The growing global threat of antibiotic resistance has prompted the World Health Organization to update treatment guidelines for three sexually transmitted diseases: gonorrhea, syphilis, and chlamydia.
However, the WHO note that these three diseases often go undiagnosed and are becoming increasingly difficult to treat, and now, because of misuse and overuse, some antibiotics have no effect at all.
Dr. Ian Askew, WHO’s director of reproductive health and research, says:
“Chlamydia, gonorrhea and syphilis are major public health problems worldwide, affecting millions of peoples’ quality of life, causing serious illness and sometimes death.”
The biggest concern is gonorrhea – and the one for which new treatment guidelines, not updated since 2003, are most urgently needed, say the WHO.
Multidrug-resistant gonorrhea strains that do not respond to any available antibiotics have already been detected and are considered untreatable.
A recent report from the Centers for Disease Control and Prevention (CDC) in the United States says the growing threat of untreatable gonorrhea, together with rising rates of the disease, means preventing new infections is more important than ever.
Although antibiotic resistance in chlamydia and syphilis is less common, it does exist, note the WHO, and their prevention and treatment is also critical.
The organization says that when used correctly and consistently, condoms are one of the most effective methods of protection against STDs.
If they are not diagnosed and treated, gonorrhea, syphilis, and chlamydia can cause serious health problems and complications for women, including: pelvic inflammatory disease, ectopic pregnancy, and miscarriage.
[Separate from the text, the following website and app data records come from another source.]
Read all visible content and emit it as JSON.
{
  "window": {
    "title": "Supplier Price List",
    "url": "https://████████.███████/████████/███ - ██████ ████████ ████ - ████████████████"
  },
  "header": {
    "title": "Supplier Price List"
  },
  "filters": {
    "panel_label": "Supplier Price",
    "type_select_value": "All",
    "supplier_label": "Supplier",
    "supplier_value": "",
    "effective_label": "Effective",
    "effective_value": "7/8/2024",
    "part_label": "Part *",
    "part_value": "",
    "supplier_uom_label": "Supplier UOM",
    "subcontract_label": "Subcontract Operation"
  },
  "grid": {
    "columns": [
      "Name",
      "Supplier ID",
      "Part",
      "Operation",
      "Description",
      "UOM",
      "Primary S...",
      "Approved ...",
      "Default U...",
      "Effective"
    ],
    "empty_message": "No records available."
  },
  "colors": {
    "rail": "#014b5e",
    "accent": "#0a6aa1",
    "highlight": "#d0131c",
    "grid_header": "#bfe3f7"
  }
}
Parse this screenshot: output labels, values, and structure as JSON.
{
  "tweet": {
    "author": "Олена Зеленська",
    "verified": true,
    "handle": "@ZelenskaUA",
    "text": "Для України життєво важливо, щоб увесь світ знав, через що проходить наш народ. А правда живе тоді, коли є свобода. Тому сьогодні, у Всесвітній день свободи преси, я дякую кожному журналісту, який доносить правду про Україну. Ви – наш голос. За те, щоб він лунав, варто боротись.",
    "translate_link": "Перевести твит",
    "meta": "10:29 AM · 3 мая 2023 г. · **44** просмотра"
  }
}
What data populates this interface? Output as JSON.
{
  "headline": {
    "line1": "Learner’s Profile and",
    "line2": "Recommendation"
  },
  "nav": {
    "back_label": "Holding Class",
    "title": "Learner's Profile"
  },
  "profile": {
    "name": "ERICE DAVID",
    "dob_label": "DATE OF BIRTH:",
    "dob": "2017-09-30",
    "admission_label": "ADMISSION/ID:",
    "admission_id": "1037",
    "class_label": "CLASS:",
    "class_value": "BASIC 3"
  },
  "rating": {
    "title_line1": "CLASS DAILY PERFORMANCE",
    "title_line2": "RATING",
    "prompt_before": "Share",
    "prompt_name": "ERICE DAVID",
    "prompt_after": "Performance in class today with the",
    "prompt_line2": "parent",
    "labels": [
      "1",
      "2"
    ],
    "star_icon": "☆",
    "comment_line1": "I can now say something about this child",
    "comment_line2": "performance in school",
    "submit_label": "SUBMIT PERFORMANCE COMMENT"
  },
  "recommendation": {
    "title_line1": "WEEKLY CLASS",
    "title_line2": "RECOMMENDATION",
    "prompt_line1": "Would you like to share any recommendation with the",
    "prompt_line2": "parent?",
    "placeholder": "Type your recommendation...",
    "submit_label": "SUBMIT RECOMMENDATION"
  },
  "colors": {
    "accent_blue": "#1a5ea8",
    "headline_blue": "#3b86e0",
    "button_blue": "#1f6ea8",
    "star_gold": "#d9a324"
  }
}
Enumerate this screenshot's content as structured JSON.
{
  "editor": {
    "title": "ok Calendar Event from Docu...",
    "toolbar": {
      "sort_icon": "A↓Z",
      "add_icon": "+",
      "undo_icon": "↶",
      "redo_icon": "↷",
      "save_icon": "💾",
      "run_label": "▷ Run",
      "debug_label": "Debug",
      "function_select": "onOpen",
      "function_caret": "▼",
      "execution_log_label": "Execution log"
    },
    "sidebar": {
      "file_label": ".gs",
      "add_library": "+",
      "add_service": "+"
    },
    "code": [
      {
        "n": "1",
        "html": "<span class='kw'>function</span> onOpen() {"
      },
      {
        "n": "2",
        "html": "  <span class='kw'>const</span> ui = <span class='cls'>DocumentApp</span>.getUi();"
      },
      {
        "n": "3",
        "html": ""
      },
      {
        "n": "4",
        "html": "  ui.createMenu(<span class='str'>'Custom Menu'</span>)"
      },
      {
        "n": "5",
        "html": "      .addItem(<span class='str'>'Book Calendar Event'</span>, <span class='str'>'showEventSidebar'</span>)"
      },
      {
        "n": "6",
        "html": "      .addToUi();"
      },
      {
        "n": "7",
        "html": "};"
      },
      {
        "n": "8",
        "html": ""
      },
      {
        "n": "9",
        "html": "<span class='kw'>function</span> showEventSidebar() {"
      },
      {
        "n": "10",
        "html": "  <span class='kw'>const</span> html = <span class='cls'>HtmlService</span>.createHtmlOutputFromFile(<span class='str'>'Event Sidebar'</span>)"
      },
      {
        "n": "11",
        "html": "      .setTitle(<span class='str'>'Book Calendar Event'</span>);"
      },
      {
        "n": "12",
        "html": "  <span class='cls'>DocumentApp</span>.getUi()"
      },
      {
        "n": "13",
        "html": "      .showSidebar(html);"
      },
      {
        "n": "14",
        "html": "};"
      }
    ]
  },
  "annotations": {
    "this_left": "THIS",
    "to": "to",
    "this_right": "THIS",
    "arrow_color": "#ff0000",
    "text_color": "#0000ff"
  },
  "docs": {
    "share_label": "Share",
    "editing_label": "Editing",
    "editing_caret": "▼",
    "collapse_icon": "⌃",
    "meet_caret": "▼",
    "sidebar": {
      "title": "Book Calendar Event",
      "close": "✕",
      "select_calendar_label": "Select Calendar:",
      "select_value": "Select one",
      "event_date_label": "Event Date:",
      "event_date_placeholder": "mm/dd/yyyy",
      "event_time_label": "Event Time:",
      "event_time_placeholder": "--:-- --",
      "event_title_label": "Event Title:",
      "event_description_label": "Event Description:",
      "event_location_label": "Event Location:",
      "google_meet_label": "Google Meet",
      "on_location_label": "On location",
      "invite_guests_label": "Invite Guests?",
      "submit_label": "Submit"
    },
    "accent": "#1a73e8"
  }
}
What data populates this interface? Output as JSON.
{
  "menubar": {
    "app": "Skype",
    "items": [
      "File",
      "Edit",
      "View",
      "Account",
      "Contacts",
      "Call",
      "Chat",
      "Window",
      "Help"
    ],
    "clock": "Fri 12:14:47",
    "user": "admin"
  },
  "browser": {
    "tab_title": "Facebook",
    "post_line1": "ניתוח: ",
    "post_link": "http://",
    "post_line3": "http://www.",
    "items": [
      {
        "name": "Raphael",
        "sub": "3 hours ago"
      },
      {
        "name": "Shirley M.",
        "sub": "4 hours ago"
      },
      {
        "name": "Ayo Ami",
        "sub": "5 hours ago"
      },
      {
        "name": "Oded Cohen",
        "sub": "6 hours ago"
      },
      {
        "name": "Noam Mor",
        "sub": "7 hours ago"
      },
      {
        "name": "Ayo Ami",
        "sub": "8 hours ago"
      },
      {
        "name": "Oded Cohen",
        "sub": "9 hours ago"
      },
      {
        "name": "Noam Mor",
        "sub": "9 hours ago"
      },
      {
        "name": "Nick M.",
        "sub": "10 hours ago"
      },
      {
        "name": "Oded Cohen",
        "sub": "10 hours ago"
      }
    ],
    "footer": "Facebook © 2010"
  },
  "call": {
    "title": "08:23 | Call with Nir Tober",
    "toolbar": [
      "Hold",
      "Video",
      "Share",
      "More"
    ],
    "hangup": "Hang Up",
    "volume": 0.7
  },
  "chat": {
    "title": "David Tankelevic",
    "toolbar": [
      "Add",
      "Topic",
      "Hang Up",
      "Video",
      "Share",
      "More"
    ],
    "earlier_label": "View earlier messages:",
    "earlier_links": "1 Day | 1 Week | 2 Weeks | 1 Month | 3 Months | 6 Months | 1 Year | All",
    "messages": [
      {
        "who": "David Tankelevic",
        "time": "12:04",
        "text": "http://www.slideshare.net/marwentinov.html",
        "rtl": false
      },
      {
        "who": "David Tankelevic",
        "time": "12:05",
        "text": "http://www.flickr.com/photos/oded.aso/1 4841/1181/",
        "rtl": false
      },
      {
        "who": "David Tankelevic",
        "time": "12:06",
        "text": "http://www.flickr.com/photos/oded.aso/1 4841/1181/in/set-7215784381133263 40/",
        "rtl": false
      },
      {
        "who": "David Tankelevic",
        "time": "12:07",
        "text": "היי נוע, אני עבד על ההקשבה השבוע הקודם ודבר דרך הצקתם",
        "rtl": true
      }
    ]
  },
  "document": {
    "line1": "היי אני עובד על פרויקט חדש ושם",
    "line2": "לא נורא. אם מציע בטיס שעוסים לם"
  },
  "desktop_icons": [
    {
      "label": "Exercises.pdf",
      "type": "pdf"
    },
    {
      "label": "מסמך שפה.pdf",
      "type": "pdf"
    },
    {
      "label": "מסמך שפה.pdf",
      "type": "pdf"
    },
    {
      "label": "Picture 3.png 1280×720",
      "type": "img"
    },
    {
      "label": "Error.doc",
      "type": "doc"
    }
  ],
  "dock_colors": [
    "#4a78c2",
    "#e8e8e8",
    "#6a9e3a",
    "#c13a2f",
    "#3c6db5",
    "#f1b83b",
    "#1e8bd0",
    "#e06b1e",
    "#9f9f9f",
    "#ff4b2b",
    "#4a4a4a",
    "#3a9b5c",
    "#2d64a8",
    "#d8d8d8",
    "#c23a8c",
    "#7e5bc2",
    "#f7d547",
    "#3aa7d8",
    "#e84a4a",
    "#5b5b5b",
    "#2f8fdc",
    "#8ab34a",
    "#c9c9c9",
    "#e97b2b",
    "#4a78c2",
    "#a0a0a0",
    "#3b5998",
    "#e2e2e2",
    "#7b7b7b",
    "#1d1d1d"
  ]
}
For pregnant women, gonorrhea, syphilis, and chlamydia infections raise the chance of stillbirth and newborn death.
The new guidelines for treating the three sexually transmitted diseases are based on the latest evidence about the most effective available treatments.
The WHO are urging countries to immediately
Gonorrhea is caused by the bacterium Neisseria gonorrhoeae that infects the genitals, rectum, and throat. Widespread resistance to antibiotics means older and cheaper drugs no longer kill the bacterium.
Among other things, the new guidelines urge health authorities to advise doctors to prescribe whichever antibiotic is likely to be most effective, depending on local patterns of drug resistance.
The WHO do not recommend quinolones for the treatment of gonorrhea, due to widespread high levels of resistance.
Syphilis is caused by the bacterium Treponema pallidum, which spreads via contact with a sore on the genitals, anus, rectum, lips, or mouth. It can also spread from mother to child during pregnancy. If an infected pregnant women goes untreated, and her fetus becomes infected, it can to die.
The new WHO guidelines recommend a single dose of benzathine penicillin for the cure of syphilis. The antibiotic – which is given as an injection into the buttock or thigh – is considered the most effective against syphilis. It is better and cheaper than oral antibiotics.
The organization notes there are reports of shortages of benzathine penicillin in regions with high burdens of syphilis and says they are working with partners to resolve the problem.
Chlamydia is the common bacterial STD caused by infection with Chlamydia trachomatis. People with this infection are often also co-infected with gonorrhea. While most people infected with chlamydia experience mild or no symptoms, others have discharge and feel a burning sensation when urinating. However, even if no symptoms emerge, the disease can still damage the reproductive system.
The WHO note there have also been reports of chlamydia not responding to treatment with tetracyclines and macrolides. The new guidelines issue new recommendations for first and second line treatments. These include nine for genital infections and lymphogranuloma venereum, a form of the disease that attacks the lymph nodes.
“The new WHO guidelines reinforce the need to treat these STIs [sexually transmitted infections] with the right antibiotic, at the right dose, and the right time to reduce their spread and improve sexual and reproductive health. To do that, national health services need to monitor the patterns of antibiotic resistance in these infections within their countries.”
Dr. Ian Askew